Dr. Tercero agrees. “Our goal is to reduce major obstacles that keep RGV students from being competitive for engineering jobs,” she tells us, “and this program addresses those obstacles.” For example, some students have trouble transitioning from living at home to living at college. TSC students, the large majority of whom are local, will have a full two years to adjust to college life before heading to A&M in College Station.

Tuition and time are other major college roadblocks that students encounter. Texas Southmost College is tackling these challenges head-on. While other colleges inch their fees up year after year, TSC has brought costs significantly down. For example, in 2013, the board at TSC approved a 37% reduction in tuition – a number unheard of in the higher education world.  “Giving students access to a college education is a top priority for us,” says Dr. Tercero, “We’ll continue to take bold steps as needed to expand educational opportunities for those we serve.”

We also spoke with Mike Gonzalez, the executive director of United Brownsville, a collaborative movement to bring prosperity to the city. Gonzalez echoed the TSC team’s excitement about the new Academy. “A local pipeline of talented, well-educated engineers is going to be huge for Brownsville,” he says. “Companies are more likely to invest in places with strong, local workforces.”

Brownsville is already drawing its fair share of big name companies. The SpaceX launch site is a primary example, as well as the oil and gas companies eyeing involvement with the proposed Rio Bravo Pipeline. “We don’t want these firms or others like them to import their employees,” explains Gonzalez. “We want them to hire locally, so we support programs that make our workforce more competitive, like the TSC Engineering Academy .”
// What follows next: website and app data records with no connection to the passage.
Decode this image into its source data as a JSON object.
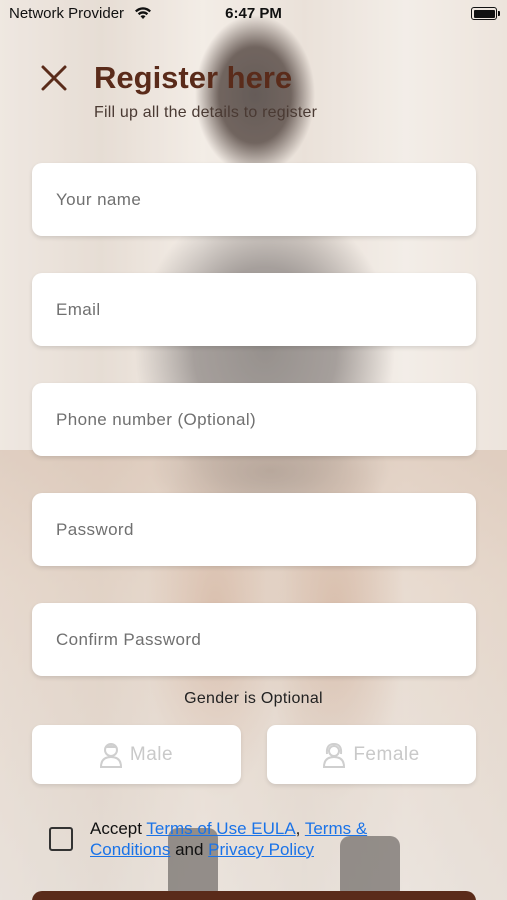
{
  "status_bar": {
    "carrier": "Network Provider",
    "time": "6:47 PM",
    "icons": [
      "wifi-icon",
      "battery-icon"
    ]
  },
  "header": {
    "close_icon": "close-icon",
    "title": "Register here",
    "subtitle": "Fill up all the details to register"
  },
  "form": {
    "name_placeholder": "Your name",
    "email_placeholder": "Email",
    "phone_placeholder": "Phone number (Optional)",
    "password_placeholder": "Password",
    "confirm_password_placeholder": "Confirm Password"
  },
  "gender": {
    "label": "Gender is Optional",
    "male": "Male",
    "female": "Female",
    "male_icon": "male-avatar-icon",
    "female_icon": "female-avatar-icon"
  },
  "terms": {
    "accept": "Accept",
    "terms_of_use": "Terms of Use EULA",
    "comma": ",",
    "terms_and": "Terms &",
    "conditions": "Conditions",
    "and": "and",
    "privacy": "Privacy Policy"
  },
  "colors": {
    "accent": "#5a2b1a",
    "link": "#1a73e8"
  }
}
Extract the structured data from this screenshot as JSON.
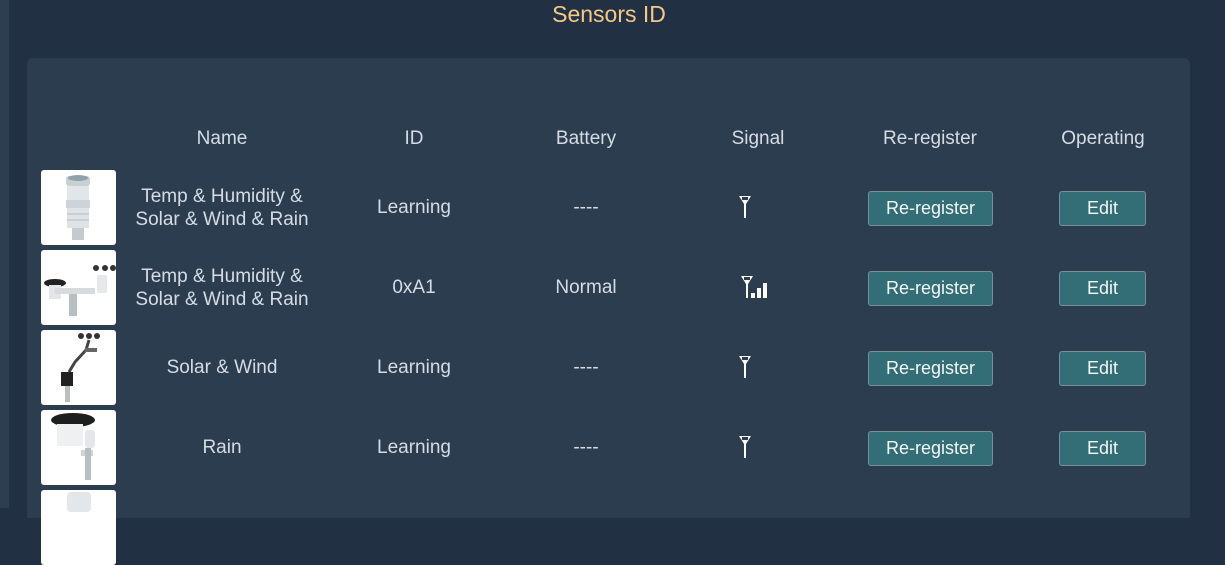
{
  "title": "Sensors ID",
  "columns": [
    "Name",
    "ID",
    "Battery",
    "Signal",
    "Re-register",
    "Operating"
  ],
  "rows": [
    {
      "image": "temp-humidity-sensor-image",
      "name_line1": "Temp & Humidity &",
      "name_line2": "Solar & Wind & Rain",
      "id": "Learning",
      "battery": "----",
      "signal": "searching",
      "reregister_label": "Re-register",
      "edit_label": "Edit"
    },
    {
      "image": "7-in-1-weather-station-image",
      "name_line1": "Temp & Humidity &",
      "name_line2": "Solar & Wind & Rain",
      "id": "0xA1",
      "battery": "Normal",
      "signal": "3-bars",
      "reregister_label": "Re-register",
      "edit_label": "Edit"
    },
    {
      "image": "solar-wind-sensor-image",
      "name_line1": "Solar & Wind",
      "name_line2": "",
      "id": "Learning",
      "battery": "----",
      "signal": "searching",
      "reregister_label": "Re-register",
      "edit_label": "Edit"
    },
    {
      "image": "rain-gauge-image",
      "name_line1": "Rain",
      "name_line2": "",
      "id": "Learning",
      "battery": "----",
      "signal": "searching",
      "reregister_label": "Re-register",
      "edit_label": "Edit"
    }
  ],
  "colors": {
    "title": "#f5c88a",
    "button": "#336e77",
    "panel": "#2d3d50",
    "background": "#213143"
  }
}
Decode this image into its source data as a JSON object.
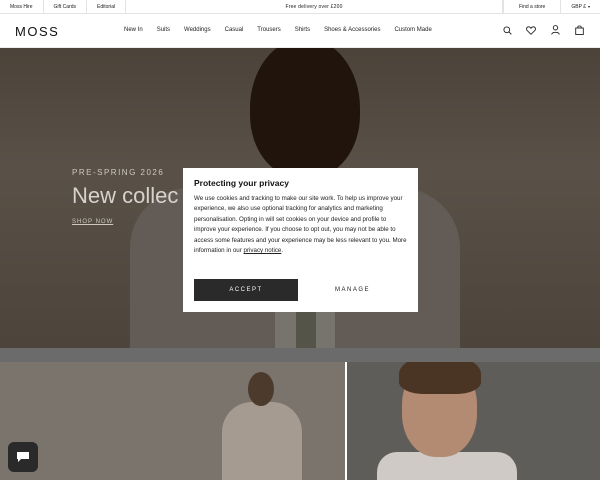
{
  "topbar": {
    "links": [
      "Moss Hire",
      "Gift Cards",
      "Editorial"
    ],
    "promo": "Free delivery over £200",
    "find_store": "Find a store",
    "currency": "GBP £"
  },
  "header": {
    "logo": "MOSS",
    "nav": [
      "New In",
      "Suits",
      "Weddings",
      "Casual",
      "Trousers",
      "Shirts",
      "Shoes & Accessories",
      "Custom Made"
    ],
    "icons": [
      "search-icon",
      "wishlist-heart-icon",
      "account-icon",
      "bag-icon"
    ]
  },
  "hero": {
    "kicker": "PRE-SPRING 2026",
    "headline": "New collec",
    "cta": "SHOP NOW"
  },
  "cookie_dialog": {
    "title": "Protecting your privacy",
    "body": "We use cookies and tracking to make our site work. To help us improve your experience, we also use optional tracking for analytics and marketing personalisation. Opting in will set cookies on your device and profile to improve your experience. If you choose to opt out, you may not be able to access some features and your experience may be less relevant to you. More information in our ",
    "link": "privacy notice",
    "link_suffix": ".",
    "accept": "ACCEPT",
    "manage": "MANAGE"
  },
  "colors": {
    "accent_dark": "#2a2a2a",
    "overlay": "rgba(0,0,0,0.45)"
  }
}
Engineering jobs are the wave of the future. TSC’s Texas A&M-Chevron Engineering Academy is making sure the Rio Grande Valley is ready for it. Hopeful engineers – stay tuned. The future looks bright for you.